On July 29th, we got into our kayaks and paddled over to Castle Island to go look for the small fort that Lafosse was said to have built. We had originally bought the kayaks for recreational use at home, but I’ve used them before during archaeological site survey on other projects. If you don’t need to travel very far, and you only need to navigate sheltered bays and inlets, they’re great. They can actually store a fair bit of gear, they don’t require gasoline, they don’t have motors that can break down, and most importantly, they’re small.
You can wiggle them up onto shore in tiny spots that you’d have trouble landing a bigger boat. You do have to pick your day though—these are fair-weather boats only. So July 29th dawned fair and wind-still, and it was a perfect day to take them out to survey Castle Island. The island doesn’t have a beach that we could run our boats up on, so we had to ease our boats up onto seaweed-covered rocks that border the island’s steep cliffs (and were thankful for the kayaks’ shallow draft as a result).
We certainly found evidence for a fort on Castle Island, represented by earthworks and a small stone wall. We then paddled over to some nearby islands and found another site as well. It may have an older occupation (though I don’t know if it’s French), and safe to say with all the beaches and surrounding islands, there’s still a lot of work to do in this part of Newfoundland.
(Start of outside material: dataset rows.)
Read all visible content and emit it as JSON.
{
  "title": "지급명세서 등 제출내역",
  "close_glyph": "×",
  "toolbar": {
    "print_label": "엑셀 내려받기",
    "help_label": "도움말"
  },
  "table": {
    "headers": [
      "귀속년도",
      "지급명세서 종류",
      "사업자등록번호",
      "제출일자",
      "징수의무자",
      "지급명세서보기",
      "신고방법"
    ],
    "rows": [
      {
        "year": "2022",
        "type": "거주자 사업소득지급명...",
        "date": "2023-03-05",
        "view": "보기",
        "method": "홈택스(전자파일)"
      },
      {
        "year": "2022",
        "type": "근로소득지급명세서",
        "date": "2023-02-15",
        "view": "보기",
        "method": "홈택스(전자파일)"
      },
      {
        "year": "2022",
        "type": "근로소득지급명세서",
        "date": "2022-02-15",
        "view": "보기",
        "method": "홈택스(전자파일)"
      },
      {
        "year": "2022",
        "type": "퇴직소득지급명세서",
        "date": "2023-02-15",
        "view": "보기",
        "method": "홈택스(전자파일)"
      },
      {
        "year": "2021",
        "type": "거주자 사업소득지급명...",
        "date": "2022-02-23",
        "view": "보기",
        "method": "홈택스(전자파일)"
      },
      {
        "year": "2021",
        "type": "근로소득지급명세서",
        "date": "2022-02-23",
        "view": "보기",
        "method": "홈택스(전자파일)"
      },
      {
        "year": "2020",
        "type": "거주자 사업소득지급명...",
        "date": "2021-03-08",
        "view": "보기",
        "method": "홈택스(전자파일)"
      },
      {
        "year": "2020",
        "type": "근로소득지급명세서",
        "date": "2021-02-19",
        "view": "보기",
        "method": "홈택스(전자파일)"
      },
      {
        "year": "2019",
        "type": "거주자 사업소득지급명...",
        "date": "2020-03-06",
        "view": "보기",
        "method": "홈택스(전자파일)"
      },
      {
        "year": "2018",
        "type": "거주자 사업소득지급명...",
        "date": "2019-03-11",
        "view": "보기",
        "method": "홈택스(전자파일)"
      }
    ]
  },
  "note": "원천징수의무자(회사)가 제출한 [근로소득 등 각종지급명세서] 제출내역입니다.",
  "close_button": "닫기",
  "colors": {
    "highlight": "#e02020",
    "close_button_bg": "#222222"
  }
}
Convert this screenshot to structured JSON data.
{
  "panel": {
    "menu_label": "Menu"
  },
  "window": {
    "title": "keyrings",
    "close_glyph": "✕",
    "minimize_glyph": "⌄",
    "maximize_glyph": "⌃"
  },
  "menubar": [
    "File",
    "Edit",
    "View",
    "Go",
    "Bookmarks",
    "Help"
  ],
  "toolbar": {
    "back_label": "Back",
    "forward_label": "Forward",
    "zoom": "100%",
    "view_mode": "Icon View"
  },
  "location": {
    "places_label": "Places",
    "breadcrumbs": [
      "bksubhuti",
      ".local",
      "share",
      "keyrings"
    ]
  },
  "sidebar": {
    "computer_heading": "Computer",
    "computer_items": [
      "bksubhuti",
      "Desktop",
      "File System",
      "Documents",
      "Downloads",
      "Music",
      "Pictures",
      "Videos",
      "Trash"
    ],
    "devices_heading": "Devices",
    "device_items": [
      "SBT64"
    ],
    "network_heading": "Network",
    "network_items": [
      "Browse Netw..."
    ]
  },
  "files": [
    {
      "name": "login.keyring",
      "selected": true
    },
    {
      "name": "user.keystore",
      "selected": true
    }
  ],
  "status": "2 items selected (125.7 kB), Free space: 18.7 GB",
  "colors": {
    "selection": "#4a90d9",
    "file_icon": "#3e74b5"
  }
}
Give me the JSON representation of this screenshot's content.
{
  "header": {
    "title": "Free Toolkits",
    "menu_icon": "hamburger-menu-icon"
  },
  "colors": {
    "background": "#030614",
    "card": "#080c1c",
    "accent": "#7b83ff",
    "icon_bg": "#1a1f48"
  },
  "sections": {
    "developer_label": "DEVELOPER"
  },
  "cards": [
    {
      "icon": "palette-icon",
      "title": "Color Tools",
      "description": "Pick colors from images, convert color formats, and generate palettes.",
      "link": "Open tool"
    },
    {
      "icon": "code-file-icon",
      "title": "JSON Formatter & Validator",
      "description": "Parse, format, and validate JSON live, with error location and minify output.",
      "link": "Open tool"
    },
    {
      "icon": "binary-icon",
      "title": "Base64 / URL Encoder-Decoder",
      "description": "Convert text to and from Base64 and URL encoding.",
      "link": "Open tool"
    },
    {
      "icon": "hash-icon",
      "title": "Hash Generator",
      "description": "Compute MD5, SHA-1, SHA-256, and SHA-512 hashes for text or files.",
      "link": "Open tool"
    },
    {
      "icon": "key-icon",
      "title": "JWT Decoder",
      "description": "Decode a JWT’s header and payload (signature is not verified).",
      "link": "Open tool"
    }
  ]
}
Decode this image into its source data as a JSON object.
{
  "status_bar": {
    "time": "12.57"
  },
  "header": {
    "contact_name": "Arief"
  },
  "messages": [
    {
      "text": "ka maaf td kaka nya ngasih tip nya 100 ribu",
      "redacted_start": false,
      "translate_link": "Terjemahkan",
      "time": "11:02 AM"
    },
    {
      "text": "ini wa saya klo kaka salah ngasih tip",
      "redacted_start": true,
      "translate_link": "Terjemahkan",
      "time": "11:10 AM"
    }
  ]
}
I wrote this about twelve hours after arriving home from the field, so I can’t tell you much about the artifacts or get into details about the analysis… because I still have to wash, label, and catalogue the artifacts yet. But, I can tell you that we had a great field season, and I’m very grateful to all the people who helped make it happen. Many thanks to the Provincial Archaeology Office for providing crucial funding, Dr. Lisa Rankin for accommodating my fieldwork plans, Charlie and Elizabeth Lake for the cabin rental and for their interest in the project, and John Murphy for the ride to Oderin. Enormous thanks also go to my husband Marc Bolli, the energetic volunteer on this project, who never failed to be enthusiastic, and Jasper our amazing archaeology field dog. And now I need to stop typing, finish cleaning the dirt off of the artifacts (and off myself, frankly), and get back to work on those artifacts. Hopefully, I can go back to Oderin and its surrounding islands next year!